ADAPTATION Echolocation - Mechanics

This diagram illustrates how sound waves travel from the cetacean's melon and returns via the jaw. Visit SeaWorld's Website for more information on Cetaceans.


Most cetaceans can see well in water but are myopic (short-sighted) in air. However, they do not see well at water-depths where there is little to no light. Odontoceti have overcome this disadvantage by using a process called echolocation.

Echolocation works like a radar, where sonar waves, sounding like clicks, are produced in the balloon-like nasal sacs by the melon. They pass through the head of the cetacean and travel through the water until they reach an object. The sonar waves are too slow to pass through the object and are bounced back, entering the telescopic-like oil filled lower jaw that acts as the receptor. This process helps the cetacean to navigate through the water and hunt for food. The squeaks, whistles, grunts and other noises produced from the larynx are used in communication.

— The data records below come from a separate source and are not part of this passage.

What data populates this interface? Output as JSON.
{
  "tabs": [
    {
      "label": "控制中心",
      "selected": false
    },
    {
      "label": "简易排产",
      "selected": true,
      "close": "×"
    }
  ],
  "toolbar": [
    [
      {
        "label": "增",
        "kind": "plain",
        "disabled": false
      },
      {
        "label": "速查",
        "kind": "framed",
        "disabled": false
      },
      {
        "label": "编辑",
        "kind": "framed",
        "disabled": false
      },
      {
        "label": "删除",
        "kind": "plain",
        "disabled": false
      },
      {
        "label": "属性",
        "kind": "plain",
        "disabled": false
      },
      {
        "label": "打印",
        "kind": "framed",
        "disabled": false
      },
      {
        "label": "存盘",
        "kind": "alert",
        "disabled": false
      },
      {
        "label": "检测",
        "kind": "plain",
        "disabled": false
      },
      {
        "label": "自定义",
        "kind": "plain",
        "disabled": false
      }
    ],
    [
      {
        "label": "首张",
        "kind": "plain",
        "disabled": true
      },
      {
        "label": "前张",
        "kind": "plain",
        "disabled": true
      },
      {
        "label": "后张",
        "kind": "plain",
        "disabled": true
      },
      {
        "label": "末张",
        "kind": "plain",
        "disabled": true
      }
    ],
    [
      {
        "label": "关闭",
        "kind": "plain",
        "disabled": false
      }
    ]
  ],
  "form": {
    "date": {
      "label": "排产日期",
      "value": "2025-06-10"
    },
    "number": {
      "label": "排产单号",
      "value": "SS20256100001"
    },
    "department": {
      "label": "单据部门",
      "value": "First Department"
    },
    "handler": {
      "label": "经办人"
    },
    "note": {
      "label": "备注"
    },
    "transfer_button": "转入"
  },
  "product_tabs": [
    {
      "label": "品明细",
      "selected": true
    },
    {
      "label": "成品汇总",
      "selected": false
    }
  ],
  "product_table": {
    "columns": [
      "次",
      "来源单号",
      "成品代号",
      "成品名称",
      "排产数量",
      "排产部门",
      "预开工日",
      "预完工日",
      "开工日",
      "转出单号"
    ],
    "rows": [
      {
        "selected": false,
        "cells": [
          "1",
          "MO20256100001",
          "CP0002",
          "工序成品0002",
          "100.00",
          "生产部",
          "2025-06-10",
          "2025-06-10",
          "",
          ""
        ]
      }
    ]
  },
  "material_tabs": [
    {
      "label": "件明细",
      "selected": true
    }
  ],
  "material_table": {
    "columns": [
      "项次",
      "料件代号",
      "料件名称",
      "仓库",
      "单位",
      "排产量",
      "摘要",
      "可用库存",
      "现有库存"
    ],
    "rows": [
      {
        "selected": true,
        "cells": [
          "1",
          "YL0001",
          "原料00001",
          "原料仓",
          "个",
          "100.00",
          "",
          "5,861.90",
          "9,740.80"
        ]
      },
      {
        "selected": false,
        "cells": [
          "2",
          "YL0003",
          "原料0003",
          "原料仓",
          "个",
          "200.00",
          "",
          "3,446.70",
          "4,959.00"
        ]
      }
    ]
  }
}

Of the modern whales, only the Odontoceti use echolocation. Since Mysticeti do not hunt their prey or regularly dive to great depths, echolocation is not necessary.